period September 12-18.
The past week was fairly quiet, wiht no pronounced influxes of migrant
shorebirds or passerines. In fact, shorebird reports were nonexistent.
Raptors provided the most conspicuous evidence of southward migration.
Two hawkwatches on Mt. Philo demonstrated how dramatically migration can
in a short timespan. During a two-hour watch on Sep. 13, 17 BROAD-WINGED
were counted, while four days later, 1,222 individuals were tallied. Other
species reported from Mt. Philo on these two dates were OSPREY (4 on 9/11,
9/17), BALD EAGLE (1 on 9/17), NORTHERN HARRIER (1 on 9/13, 2 on 9/17),
SHARP-SHINNED HAWK (1 on 9/13, 17 on 9/17), COOPER'S HAWK (3 on both 9/13 and
9/17), RED-TAILED HAWK (4 on 9/13, 1 on 9/17), and AMERICAN KESTREL (5 on
9/17). Notable raptors reported from Mt. mansfield on Sep. 11 included 1
NORTHERN HARRIER, 5 AMERICAN KESTRELS, and 1 MERLIN.
At Lake Bomoseen in Hubbardton on Sep. 12, highlights included 3 PIED-BILLED
GREBES, 9 GREAT BLUE HERONS, 94 WOOD DUCKS, 2 GADWALL, and 1 COMMON MOORHEN.
At nearby Love Marsh in Castleton on this date were another 28 WOOD DUCKS. A
solitary GREAT EGRET was observed on the Winooski River on the Williston/South
Burlington line on Sep. 13
The only shorebird or larid reports were of 5 BLACK-BELLIED PLOVERS at Delta
Park on Sep. 16 and 5 CASPIAN TERNS (one group of 4 and a lone bird) moving
southward along Lake Champlain at Charlotte Town Beach on Sep. 17.
RUBY-THROATED HUMMINGBIRDS continue to linger, with Sep. 13 reports from
Lincoln, Waitsfield and Williston, and a feeder bird in Georgia on Sep. 17
Passerine migration continues to be unremarkable, with some breeding residents
apparently still on territories. Reports of singing birds during the past
included YELLOW-THROATED VIREO (3) and WARBLING VIREO (2) at Lake Bomoseen on
Sep. 12, and single EASTERN WOOD-PEWEE and RED-EYED VIREO in Norwich on Sep.

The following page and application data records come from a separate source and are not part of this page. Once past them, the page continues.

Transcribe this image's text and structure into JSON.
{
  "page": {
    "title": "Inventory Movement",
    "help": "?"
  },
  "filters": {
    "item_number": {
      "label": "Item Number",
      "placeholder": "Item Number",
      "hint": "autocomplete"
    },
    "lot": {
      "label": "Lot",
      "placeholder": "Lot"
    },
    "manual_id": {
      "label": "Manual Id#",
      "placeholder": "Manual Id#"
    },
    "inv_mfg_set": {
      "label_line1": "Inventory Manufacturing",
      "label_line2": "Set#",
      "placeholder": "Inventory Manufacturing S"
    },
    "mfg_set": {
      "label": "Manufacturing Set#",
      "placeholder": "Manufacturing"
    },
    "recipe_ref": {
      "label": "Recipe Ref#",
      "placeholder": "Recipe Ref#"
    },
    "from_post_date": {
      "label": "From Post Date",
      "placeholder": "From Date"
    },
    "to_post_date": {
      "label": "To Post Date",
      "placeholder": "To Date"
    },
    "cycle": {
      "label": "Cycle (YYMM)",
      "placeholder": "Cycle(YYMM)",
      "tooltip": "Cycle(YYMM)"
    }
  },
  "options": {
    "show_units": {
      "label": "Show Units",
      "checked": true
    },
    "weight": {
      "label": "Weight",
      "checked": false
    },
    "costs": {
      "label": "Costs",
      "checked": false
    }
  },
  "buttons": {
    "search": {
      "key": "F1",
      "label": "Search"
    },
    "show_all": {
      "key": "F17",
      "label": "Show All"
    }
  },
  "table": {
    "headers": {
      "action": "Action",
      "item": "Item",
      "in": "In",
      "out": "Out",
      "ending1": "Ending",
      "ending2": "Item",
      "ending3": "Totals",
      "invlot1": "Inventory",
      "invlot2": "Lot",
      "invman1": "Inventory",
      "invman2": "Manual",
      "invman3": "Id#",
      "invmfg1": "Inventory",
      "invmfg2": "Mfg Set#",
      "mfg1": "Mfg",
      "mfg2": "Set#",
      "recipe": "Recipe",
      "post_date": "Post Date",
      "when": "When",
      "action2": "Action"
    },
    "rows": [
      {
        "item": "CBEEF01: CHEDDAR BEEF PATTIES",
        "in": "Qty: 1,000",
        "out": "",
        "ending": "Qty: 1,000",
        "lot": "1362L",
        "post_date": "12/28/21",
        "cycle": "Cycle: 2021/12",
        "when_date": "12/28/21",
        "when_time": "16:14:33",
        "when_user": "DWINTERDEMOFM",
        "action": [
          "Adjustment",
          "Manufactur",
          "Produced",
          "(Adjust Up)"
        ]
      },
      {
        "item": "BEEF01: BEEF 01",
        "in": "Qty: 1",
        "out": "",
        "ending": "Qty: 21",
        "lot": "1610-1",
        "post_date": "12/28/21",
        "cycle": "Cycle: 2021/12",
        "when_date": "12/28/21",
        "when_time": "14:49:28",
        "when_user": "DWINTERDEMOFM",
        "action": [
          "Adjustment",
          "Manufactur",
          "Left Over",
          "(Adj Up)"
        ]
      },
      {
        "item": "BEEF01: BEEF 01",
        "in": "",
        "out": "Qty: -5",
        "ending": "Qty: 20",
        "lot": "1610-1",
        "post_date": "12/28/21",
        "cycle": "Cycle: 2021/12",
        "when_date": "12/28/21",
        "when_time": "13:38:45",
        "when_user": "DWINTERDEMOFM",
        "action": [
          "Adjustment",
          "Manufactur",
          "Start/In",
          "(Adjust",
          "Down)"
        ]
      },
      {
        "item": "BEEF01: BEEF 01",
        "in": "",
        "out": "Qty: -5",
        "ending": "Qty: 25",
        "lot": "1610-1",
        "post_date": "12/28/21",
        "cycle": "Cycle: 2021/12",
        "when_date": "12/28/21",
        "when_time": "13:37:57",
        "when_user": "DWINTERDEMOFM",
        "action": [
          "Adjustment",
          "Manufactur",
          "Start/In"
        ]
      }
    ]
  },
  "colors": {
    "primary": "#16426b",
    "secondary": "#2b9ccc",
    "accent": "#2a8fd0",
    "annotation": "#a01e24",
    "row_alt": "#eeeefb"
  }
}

18. A RUSTY BLACKBIRD at the south end of Berlin Pond on Sep. 13 may have
the week's most unusual bird, mainly because of its early date outside the
species' known VT breeding range. Probable migrant warblers included 3
CHESTNUT-SIDED and 6 MAGNOLIA WARBLERS at Union Village Dam in Thetford on
15. In S. Duxbury on the 15th, 1 MAGNOLIA, 3 BLACK-THROATED BLUE, and 2
BLACKBURNIAN WARBLERS were observed. Across the Connecticut River in Hanover,
also on Sep. 15, a CAPE MAY WARBLER and PRAIRIE WARBLERS were almost certainly
transients, as was a NORTHERN PARULA at Delta Park in Winooski on Sep. 16. An
early LINCOLN'S SPARROW was reported from S. Duxbury on the 15th.
Thanks to the following contributors whose observations are cited above: Liz
Alton, Jean Arrowsmith, Pat Folsom, Linda McElvany, Silas Miller, Katherine
Olgiati, Mike Palombo, Roy Pilcher, Bryan Pfeiffer, Frederick and Chris Pratt,
Dory Rice, Carl Runge, Bill Shepard, Stefan Sturup
This message is also available by phone recording: call 802-457-1053 and press
3. This will put you into a menu where you will be directed to press 5 to
the RBA. If you have any interesting birds to report, you can leave a message
by pressing 6, or you can send your sightings to the RBA via e-mail at:
[log in to unmask]
Chris Rimmer, Kent McFarland, Roz Renfrew
VT RBA Compilers
Vermont Institute of Natural Science
27023 Church Hill Road
Woodstock, VT 05091
802-457-2779 ext 120